American researcher Mark Dickey became trapped in a cave in southern Turkey after suffering gastrointestinal bleeding at a depth of 1,000 metres. International rescue teams are still trying to save him.
Rescue experts from around the world are continuing efforts to save an American researcher who became trapped at a depth of 1,000 metres after falling ill in a cave in southern Turkey.
Experienced caver Mark Dickey, age 40,became unwell while making his descent into Morca cave in the Taurus Mountains.
Unable to leave the cave on his own, Dickey delivered a video message praising the work of rescue teams.
"As you can see I’m up, I’m alert, I’m talking. But I’m not healed on the inside yet so I’m going to need a lot of help to get out of here. This is often in the caving world, a great opportunity to show just how well the international world can work together," he said.
Communication takes about five to seven hours and is carried out by runners, who go from Dickey to the camp below the surface, where wire communication to talk to the surface has been set up.
Rescue teams have reported cold temperatures of between 4-6°C in the cave. Experts say the rescue operation could take days or even weeks depending on conditions.

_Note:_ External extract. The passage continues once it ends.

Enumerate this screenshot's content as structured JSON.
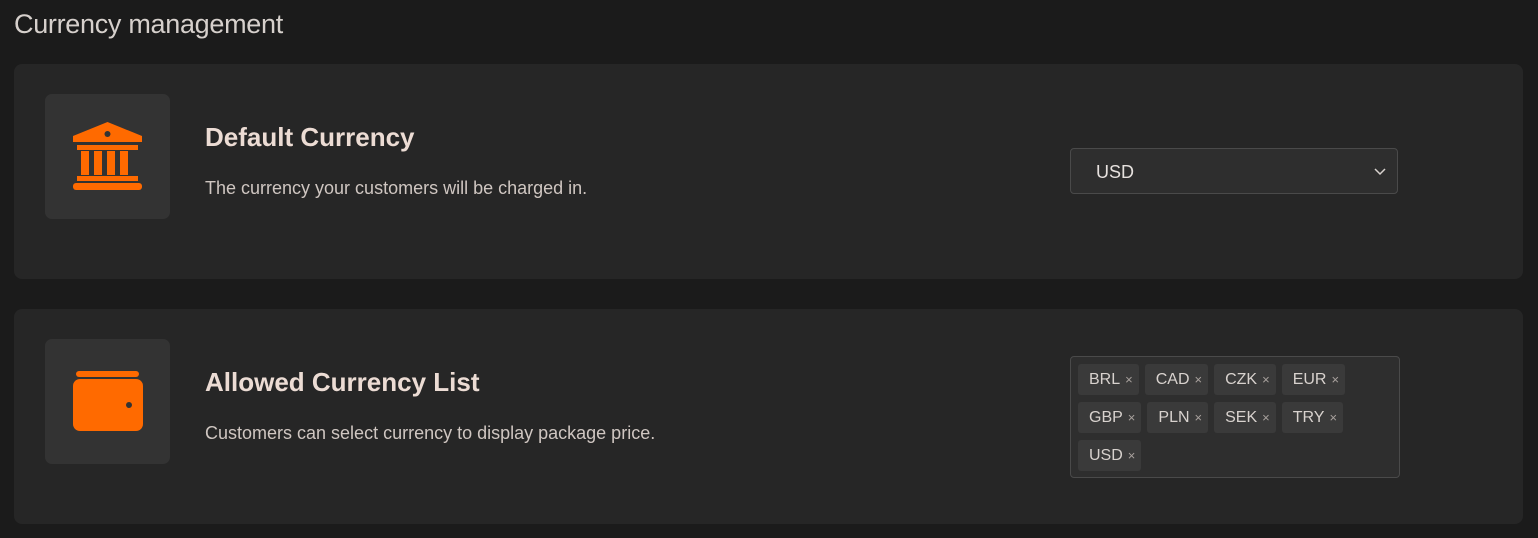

Rescue teams at the site come from Bulgaria, Croatia, Hungary, Italy, Poland and Turkey. The cave has been divided into several sections, with each country’s rescue team being responsible for one section.